Sandi’s job experience includes marketing, project management, real estate investment and stormwater management. She served two terms as president of Orcas Island Association of Realtors and is currently a Managing Broker at T Williams Realty. An avid birdwatcher and native plant enthusiast, Sandi is in the process of creating a wildlife sanctuary at her home in Deer Harbor.
Jim moved here with his family in 1994 from another island: Maui, and is an engaged San Juan Islander after two decades of living in this special place. He has served on numerous boards, including nine years on the Board of the San Juan Island Community Foundation, was a co-founder of the Leadership San Juan Islands program, was a founding board member of the SJC Economic Development Council, and still serves on the board of the San Juan Public Schools Foundation. As an estate manager and land steward for private clients on San Juan Island, Jim stewards and manages conservation projects on over 440 acres of pristine forest, prairie, farm, and shoreline lands. He is passionate about what a “healthy community” can and should be, and believes that open space, preservation and conservation efforts are an integral part of that health.
Doug has been providing legal counsel and advice to clients and public agencies in Washington and Alaska since graduating from the University of Washington in 1971. For the last decade, he’s maintained a general practice of law in Friday Harbor, with an emphasis on real estate, while continuing to work with an Alaska Native Corporation on complex land and environmental issues. Prior to moving here in 1992, Doug owned a law firm in Anchorage for thirteen years, where he served as a volunteer attorney for Alaska’s Violent Crime Compensation Board. In addition to this public service, he provided services to a wide variety of nonprofit groups in Washington and Alaska. Doug is committed to the preservation and stewardship of our lands, and recognizes that many of these lands should be open for public use and enjoyment. At heart, Doug is an outdoorsman, fisherman, hiker, beachcomber, and organic gardener.

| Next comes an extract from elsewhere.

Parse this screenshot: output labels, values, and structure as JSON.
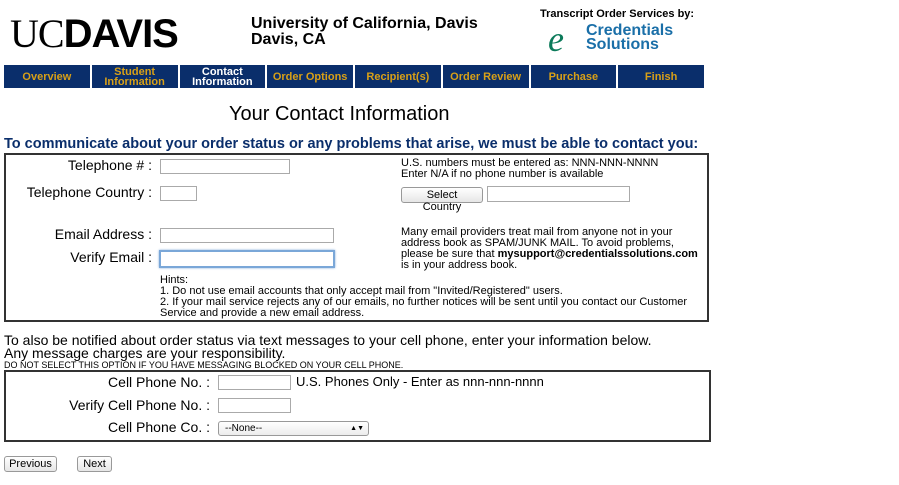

When Brian and his wife first visited the San Juan Islands in 2003, they realized they had found a new home. They returned and bought property on Orcas the following year and, in 2014, Brian retired and they moved here permanently. Brian’s career has been in planning, open space preservation and public access. Following graduate work in Landscape Architecture and Planning at the University of Arizona, he worked as a planner on the island of Nantucket, which started the first REET-funded land bank in the country. From there, Brian moved to California to work on the San Francisco Bay Trail, then spent 17 years as a parks planner, helping steward 100,000 acres of open space in the Bay Area. Brian learned about the Land Bank when he bought his property on Orcas, and got really excited during the Turtleback acquisition campaign. He says, “I’m really pleased to be able to be part of the effort to steward the best of our natural land while providing opportunities for islanders and visitors to enjoy it.”